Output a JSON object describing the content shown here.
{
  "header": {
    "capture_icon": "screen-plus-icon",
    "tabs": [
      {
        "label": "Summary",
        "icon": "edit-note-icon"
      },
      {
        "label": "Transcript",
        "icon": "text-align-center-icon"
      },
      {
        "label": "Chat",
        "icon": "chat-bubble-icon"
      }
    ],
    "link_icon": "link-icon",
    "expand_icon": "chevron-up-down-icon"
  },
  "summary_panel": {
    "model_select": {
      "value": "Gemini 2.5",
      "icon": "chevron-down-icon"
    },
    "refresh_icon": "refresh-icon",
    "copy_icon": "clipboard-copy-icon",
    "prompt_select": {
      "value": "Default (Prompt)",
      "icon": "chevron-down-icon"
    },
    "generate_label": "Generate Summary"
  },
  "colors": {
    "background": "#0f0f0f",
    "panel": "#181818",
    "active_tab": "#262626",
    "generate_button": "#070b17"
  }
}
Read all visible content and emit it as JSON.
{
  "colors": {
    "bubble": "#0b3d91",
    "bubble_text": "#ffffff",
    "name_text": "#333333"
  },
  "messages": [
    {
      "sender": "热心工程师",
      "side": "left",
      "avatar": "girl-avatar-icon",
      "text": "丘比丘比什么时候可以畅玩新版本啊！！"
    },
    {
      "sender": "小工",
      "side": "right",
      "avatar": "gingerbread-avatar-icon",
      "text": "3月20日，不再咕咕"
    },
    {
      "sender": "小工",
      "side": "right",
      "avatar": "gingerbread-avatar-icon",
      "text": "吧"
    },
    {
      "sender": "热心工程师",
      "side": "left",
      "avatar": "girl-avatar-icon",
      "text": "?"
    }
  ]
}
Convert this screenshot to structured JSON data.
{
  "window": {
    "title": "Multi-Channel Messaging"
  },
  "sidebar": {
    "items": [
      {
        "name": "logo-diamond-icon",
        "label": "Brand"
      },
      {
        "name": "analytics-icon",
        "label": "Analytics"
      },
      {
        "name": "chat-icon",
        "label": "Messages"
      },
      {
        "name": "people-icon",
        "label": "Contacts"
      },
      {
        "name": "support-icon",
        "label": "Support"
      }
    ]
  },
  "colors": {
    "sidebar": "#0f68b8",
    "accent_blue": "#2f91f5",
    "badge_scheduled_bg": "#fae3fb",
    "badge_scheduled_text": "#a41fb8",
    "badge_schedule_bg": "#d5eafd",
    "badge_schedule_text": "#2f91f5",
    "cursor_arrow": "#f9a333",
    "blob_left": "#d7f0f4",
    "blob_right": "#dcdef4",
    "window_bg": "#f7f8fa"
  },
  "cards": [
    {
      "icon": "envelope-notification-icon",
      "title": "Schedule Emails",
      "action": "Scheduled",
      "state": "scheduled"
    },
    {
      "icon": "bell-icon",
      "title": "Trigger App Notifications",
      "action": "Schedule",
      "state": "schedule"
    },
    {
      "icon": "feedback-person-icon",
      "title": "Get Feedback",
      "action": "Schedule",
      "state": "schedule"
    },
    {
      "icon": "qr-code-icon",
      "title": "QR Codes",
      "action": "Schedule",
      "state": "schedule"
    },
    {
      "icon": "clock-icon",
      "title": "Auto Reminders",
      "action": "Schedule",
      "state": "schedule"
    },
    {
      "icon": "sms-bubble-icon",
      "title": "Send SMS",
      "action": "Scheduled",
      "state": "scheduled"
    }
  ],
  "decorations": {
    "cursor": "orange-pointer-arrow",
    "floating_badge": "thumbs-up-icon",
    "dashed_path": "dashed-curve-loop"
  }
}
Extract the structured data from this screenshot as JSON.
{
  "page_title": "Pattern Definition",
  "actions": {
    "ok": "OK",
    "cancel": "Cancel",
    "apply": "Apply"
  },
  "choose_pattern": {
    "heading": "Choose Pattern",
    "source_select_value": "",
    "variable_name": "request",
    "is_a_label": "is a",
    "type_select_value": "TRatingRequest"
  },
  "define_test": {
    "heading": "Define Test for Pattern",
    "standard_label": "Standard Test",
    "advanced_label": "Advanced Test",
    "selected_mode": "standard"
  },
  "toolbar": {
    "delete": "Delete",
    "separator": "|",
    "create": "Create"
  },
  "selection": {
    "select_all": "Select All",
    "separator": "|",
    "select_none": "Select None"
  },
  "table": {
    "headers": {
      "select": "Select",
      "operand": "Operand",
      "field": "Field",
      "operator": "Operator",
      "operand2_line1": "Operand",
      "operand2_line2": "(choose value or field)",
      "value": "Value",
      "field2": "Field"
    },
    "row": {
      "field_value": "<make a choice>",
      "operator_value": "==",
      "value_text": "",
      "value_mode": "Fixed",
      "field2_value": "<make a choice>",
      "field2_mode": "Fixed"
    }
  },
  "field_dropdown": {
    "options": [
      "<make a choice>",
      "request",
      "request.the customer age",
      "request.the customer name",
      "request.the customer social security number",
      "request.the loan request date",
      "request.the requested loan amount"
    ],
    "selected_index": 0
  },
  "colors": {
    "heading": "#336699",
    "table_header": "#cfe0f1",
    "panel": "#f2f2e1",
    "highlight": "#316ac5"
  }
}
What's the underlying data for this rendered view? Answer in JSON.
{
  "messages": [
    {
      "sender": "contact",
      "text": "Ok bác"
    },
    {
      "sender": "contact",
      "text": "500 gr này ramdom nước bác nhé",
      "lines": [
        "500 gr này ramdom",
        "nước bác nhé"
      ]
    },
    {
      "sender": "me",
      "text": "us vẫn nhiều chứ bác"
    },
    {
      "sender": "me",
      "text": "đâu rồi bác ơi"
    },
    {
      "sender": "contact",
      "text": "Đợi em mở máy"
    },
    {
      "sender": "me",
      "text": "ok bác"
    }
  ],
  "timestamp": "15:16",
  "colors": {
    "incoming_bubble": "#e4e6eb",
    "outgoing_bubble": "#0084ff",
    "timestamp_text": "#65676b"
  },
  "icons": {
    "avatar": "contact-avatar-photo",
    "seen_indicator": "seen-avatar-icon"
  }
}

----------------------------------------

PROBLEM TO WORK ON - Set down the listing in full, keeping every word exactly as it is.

OUTPUT FOR THIS TASK -
Output a JSON object describing the content shown here.
{
  "header": {
    "capture_icon": "screen-plus-icon",
    "tabs": [
      {
        "label": "Summary",
        "icon": "edit-note-icon"
      },
      {
        "label": "Transcript",
        "icon": "text-align-center-icon"
      },
      {
        "label": "Chat",
        "icon": "chat-bubble-icon"
      }
    ],
    "link_icon": "link-icon",
    "expand_icon": "chevron-up-down-icon"
  },
  "summary_panel": {
    "model_select": {
      "value": "Gemini 2.5",
      "icon": "chevron-down-icon"
    },
    "refresh_icon": "refresh-icon",
    "copy_icon": "clipboard-copy-icon",
    "prompt_select": {
      "value": "Default (Prompt)",
      "icon": "chevron-down-icon"
    },
    "generate_label": "Generate Summary"
  },
  "colors": {
    "background": "#0f0f0f",
    "panel": "#181818",
    "active_tab": "#262626",
    "generate_button": "#070b17"
  }
}
Read all visible content and emit it as JSON.
{
  "colors": {
    "bubble": "#0b3d91",
    "bubble_text": "#ffffff",
    "name_text": "#333333"
  },
  "messages": [
    {
      "sender": "热心工程师",
      "side": "left",
      "avatar": "girl-avatar-icon",
      "text": "丘比丘比什么时候可以畅玩新版本啊！！"
    },
    {
      "sender": "小工",
      "side": "right",
      "avatar": "gingerbread-avatar-icon",
      "text": "3月20日，不再咕咕"
    },
    {
      "sender": "小工",
      "side": "right",
      "avatar": "gingerbread-avatar-icon",
      "text": "吧"
    },
    {
      "sender": "热心工程师",
      "side": "left",
      "avatar": "girl-avatar-icon",
      "text": "?"
    }
  ]
}
Convert this screenshot to structured JSON data.
{
  "window": {
    "title": "Multi-Channel Messaging"
  },
  "sidebar": {
    "items": [
      {
        "name": "logo-diamond-icon",
        "label": "Brand"
      },
      {
        "name": "analytics-icon",
        "label": "Analytics"
      },
      {
        "name": "chat-icon",
        "label": "Messages"
      },
      {
        "name": "people-icon",
        "label": "Contacts"
      },
      {
        "name": "support-icon",
        "label": "Support"
      }
    ]
  },
  "colors": {
    "sidebar": "#0f68b8",
    "accent_blue": "#2f91f5",
    "badge_scheduled_bg": "#fae3fb",
    "badge_scheduled_text": "#a41fb8",
    "badge_schedule_bg": "#d5eafd",
    "badge_schedule_text": "#2f91f5",
    "cursor_arrow": "#f9a333",
    "blob_left": "#d7f0f4",
    "blob_right": "#dcdef4",
    "window_bg": "#f7f8fa"
  },
  "cards": [
    {
      "icon": "envelope-notification-icon",
      "title": "Schedule Emails",
      "action": "Scheduled",
      "state": "scheduled"
    },
    {
      "icon": "bell-icon",
      "title": "Trigger App Notifications",
      "action": "Schedule",
      "state": "schedule"
    },
    {
      "icon": "feedback-person-icon",
      "title": "Get Feedback",
      "action": "Schedule",
      "state": "schedule"
    },
    {
      "icon": "qr-code-icon",
      "title": "QR Codes",
      "action": "Schedule",
      "state": "schedule"
    },
    {
      "icon": "clock-icon",
      "title": "Auto Reminders",
      "action": "Schedule",
      "state": "schedule"
    },
    {
      "icon": "sms-bubble-icon",
      "title": "Send SMS",
      "action": "Scheduled",
      "state": "scheduled"
    }
  ],
  "decorations": {
    "cursor": "orange-pointer-arrow",
    "floating_badge": "thumbs-up-icon",
    "dashed_path": "dashed-curve-loop"
  }
}
Extract the structured data from this screenshot as JSON.
{
  "page_title": "Pattern Definition",
  "actions": {
    "ok": "OK",
    "cancel": "Cancel",
    "apply": "Apply"
  },
  "choose_pattern": {
    "heading": "Choose Pattern",
    "source_select_value": "",
    "variable_name": "request",
    "is_a_label": "is a",
    "type_select_value": "TRatingRequest"
  },
  "define_test": {
    "heading": "Define Test for Pattern",
    "standard_label": "Standard Test",
    "advanced_label": "Advanced Test",
    "selected_mode": "standard"
  },
  "toolbar": {
    "delete": "Delete",
    "separator": "|",
    "create": "Create"
  },
  "selection": {
    "select_all": "Select All",
    "separator": "|",
    "select_none": "Select None"
  },
  "table": {
    "headers": {
      "select": "Select",
      "operand": "Operand",
      "field": "Field",
      "operator": "Operator",
      "operand2_line1": "Operand",
      "operand2_line2": "(choose value or field)",
      "value": "Value",
      "field2": "Field"
    },
    "row": {
      "field_value": "<make a choice>",
      "operator_value": "==",
      "value_text": "",
      "value_mode": "Fixed",
      "field2_value": "<make a choice>",
      "field2_mode": "Fixed"
    }
  },
  "field_dropdown": {
    "options": [
      "<make a choice>",
      "request",
      "request.the customer age",
      "request.the customer name",
      "request.the customer social security number",
      "request.the loan request date",
      "request.the requested loan amount"
    ],
    "selected_index": 0
  },
  "colors": {
    "heading": "#336699",
    "table_header": "#cfe0f1",
    "panel": "#f2f2e1",
    "highlight": "#316ac5"
  }
}
What's the underlying data for this rendered view? Answer in JSON.
{
  "messages": [
    {
      "sender": "contact",
      "text": "Ok bác"
    },
    {
      "sender": "contact",
      "text": "500 gr này ramdom nước bác nhé",
      "lines": [
        "500 gr này ramdom",
        "nước bác nhé"
      ]
    },
    {
      "sender": "me",
      "text": "us vẫn nhiều chứ bác"
    },
    {
      "sender": "me",
      "text": "đâu rồi bác ơi"
    },
    {
      "sender": "contact",
      "text": "Đợi em mở máy"
    },
    {
      "sender": "me",
      "text": "ok bác"
    }
  ],
  "timestamp": "15:16",
  "colors": {
    "incoming_bubble": "#e4e6eb",
    "outgoing_bubble": "#0084ff",
    "timestamp_text": "#65676b"
  },
  "icons": {
    "avatar": "contact-avatar-photo",
    "seen_indicator": "seen-avatar-icon"
  }
}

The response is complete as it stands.